Juana Ortega, 38, came to the United States in 1993 from Guatemala seeking asylum, but her attempts to gain asylum ultimately failed. Undocumented, she has been checking in regularly with Immigration and Customs Enforcement since 2011. ICE continually renewed a stay on her removal order allowing her to remain in the United States.
Last month, Ortega had her first check-in with ICE under the Trump administration. She found out her stay would not be extended, was outfitted with an ankle monitor and told she had until May 31 to the leave the country.
"I'm not a criminal, I'm not harming anyone for them to come to this extreme. They're not giving me the opportunity to sort (through) my situation," the grandmother of two and mother of four told CNN.
ICE said Wednesday that Ortega had "received all appropriate process before the federal immigration courts and is subject to removal from the United States in accordance with federal law and judicial order."
"As (Homeland Security) Secretary (John) Kelly has made clear, ICE will no longer exempt entire classes or categories of removable aliens from potential enforcement. All those in violation of immigration law may be subject to immigration arrest, detention and, if found removable by final order, removal from the United States," Bryan D. Cox, the Southern region communications director for ICE, said in a statement.
Ortega follows case in Colorado
Ortega, whose youngest child is 15, is the first person in recent memory to seek sanctuary from immigration authorities in North Carolina, according to the American Friends Service Committee,
the Quaker group helping people in search of shelter.
Her move into St. Barnabas Episcopal Church in Greensboro comes a few weeks after Jeanette Vizguerra, an undocumented mother of four, left a Denver church when a stay on her deportation was extended to 2019
. Vizguerra had been living in the church for three months.
ICE said it generally avoids arrests at "sensitive locations" such as houses of worship.
But officials with a warrant can arrest undocumented immigrants regardless of whether they're at a church, synagogue or mosque, Stephen Yale-Loehr, who teaches immigration law at Cornell Law School, told CNN.
ICE said its policy is meant to ensure that people can participate in activities and seek services at places such as churches without hesitation.

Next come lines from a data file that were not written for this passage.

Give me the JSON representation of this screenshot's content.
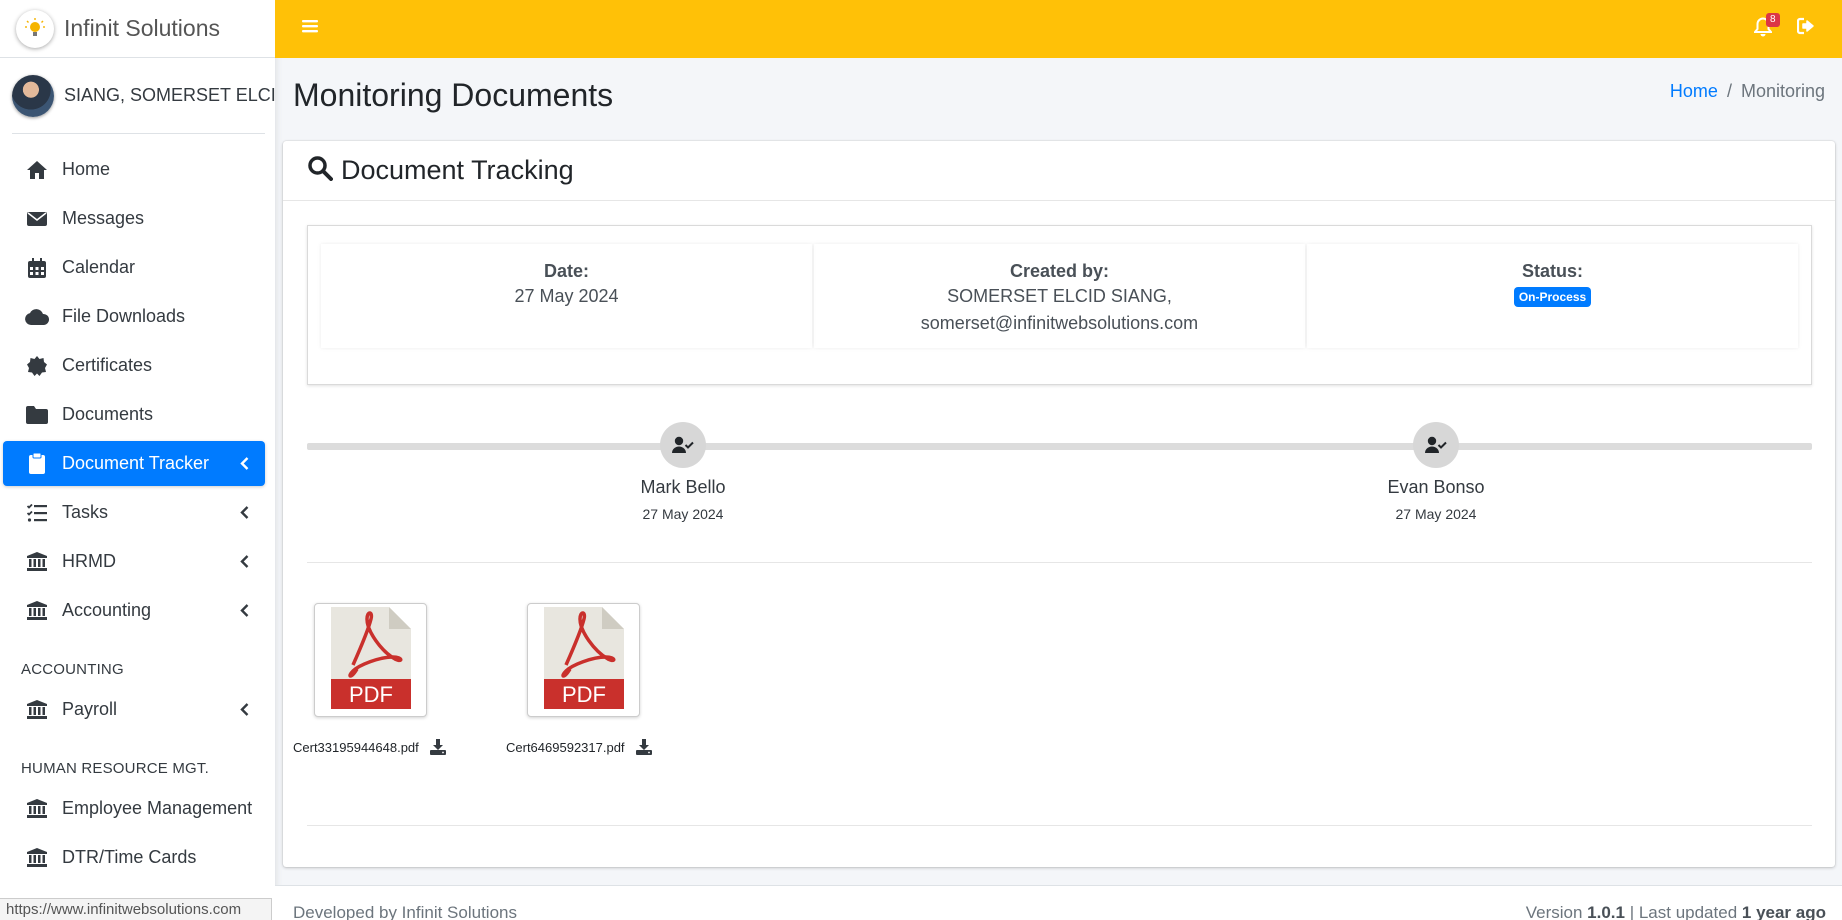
{
  "brand": {
    "name": "Infinit Solutions"
  },
  "user": {
    "name": "SIANG, SOMERSET ELCID"
  },
  "sidebar": {
    "items": [
      {
        "label": "Home",
        "icon": "home-icon"
      },
      {
        "label": "Messages",
        "icon": "envelope-icon"
      },
      {
        "label": "Calendar",
        "icon": "calendar-icon"
      },
      {
        "label": "File Downloads",
        "icon": "cloud-icon"
      },
      {
        "label": "Certificates",
        "icon": "certificate-icon"
      },
      {
        "label": "Documents",
        "icon": "folder-icon"
      },
      {
        "label": "Document Tracker",
        "icon": "clipboard-icon",
        "active": true
      },
      {
        "label": "Tasks",
        "icon": "tasks-icon"
      },
      {
        "label": "HRMD",
        "icon": "bank-icon"
      },
      {
        "label": "Accounting",
        "icon": "bank-icon"
      }
    ],
    "section_accounting": "ACCOUNTING",
    "payroll": {
      "label": "Payroll",
      "icon": "bank-icon"
    },
    "section_hr": "HUMAN RESOURCE MGT.",
    "employee_management": {
      "label": "Employee Management",
      "icon": "bank-icon"
    },
    "dtr": {
      "label": "DTR/Time Cards",
      "icon": "bank-icon"
    }
  },
  "topbar": {
    "notification_count": "8",
    "accent_color": "#ffc107"
  },
  "page": {
    "title": "Monitoring Documents",
    "breadcrumb": {
      "home": "Home",
      "separator": "/",
      "current": "Monitoring"
    }
  },
  "card": {
    "title": "Document Tracking",
    "info": {
      "date_label": "Date:",
      "date_value": "27 May 2024",
      "created_label": "Created by:",
      "created_name": "SOMERSET ELCID SIANG,",
      "created_email": "somerset@infinitwebsolutions.com",
      "status_label": "Status:",
      "status_value": "On-Process"
    },
    "timeline": [
      {
        "name": "Mark Bello",
        "date": "27 May 2024"
      },
      {
        "name": "Evan Bonso",
        "date": "27 May 2024"
      }
    ],
    "files": [
      {
        "name": "Cert33195944648.pdf",
        "type_label": "PDF"
      },
      {
        "name": "Cert6469592317.pdf",
        "type_label": "PDF"
      }
    ]
  },
  "footer": {
    "developed_by": "Developed by Infinit Solutions",
    "version_label": "Version",
    "version": "1.0.1",
    "updated_label": "| Last updated",
    "updated": "1 year ago"
  },
  "status_bar_url": "https://www.infinitwebsolutions.com"
}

The policy doesn't say anything about allowing people to stay in such locations full time as a shield against arrest.
Church opens its doors
The Rev. Randall Keeney said the vestry at St. Barnabas voted unanimously to open the church to Ortega.
"Simply put, our basis for ethics and social justice comes to us from our sacred scriptures from the Old and New testaments, that tells us to respect the dignity of all people, calls for us to care for the alien, the foreign, the oppressed, and to welcome them as we would welcome anyone else. That is what is guiding us here," Keeney told CNN.
"Christians, Muslims, Jews -- those associated with the Abrahamic texts -- have always held the notion of the church or the mosque or the temple protecting those in danger."
Ortega is married to an American citizen, while two of her children are American citizens and two are recipients of Deferred Action for Childhood Arrivals,
the policy that the Obama administration implemented.
Ortega's supporters are urging Republican Sen. Thom Tillis of North Carolina to call on ICE to reconsider her case.
A representative for Tillis told CNN that the senator's office had "previously made an inquiry to ICE on Ms. Ortega's behalf; however, this matter is now out of our jurisdiction."
"Sen. Tillis has been an outspoken advocate for a step-by-step approach to secure the border and reform our nation's broken immigration system, which includes addressing the undocumented immigrant population in a fair, compassionate and consistent way."
Ortega told CNN that her case is complicated by the fact she went to visit an ill daughter in Guatemala in 1999.
She left the United States without permission during an appeal over the denial of her asylum application, and ultimately her appeal was quashed. Ortega's daughter was living with her grandmother in Guatemala at the time. She recovered from her illness and now lives in North Carolina.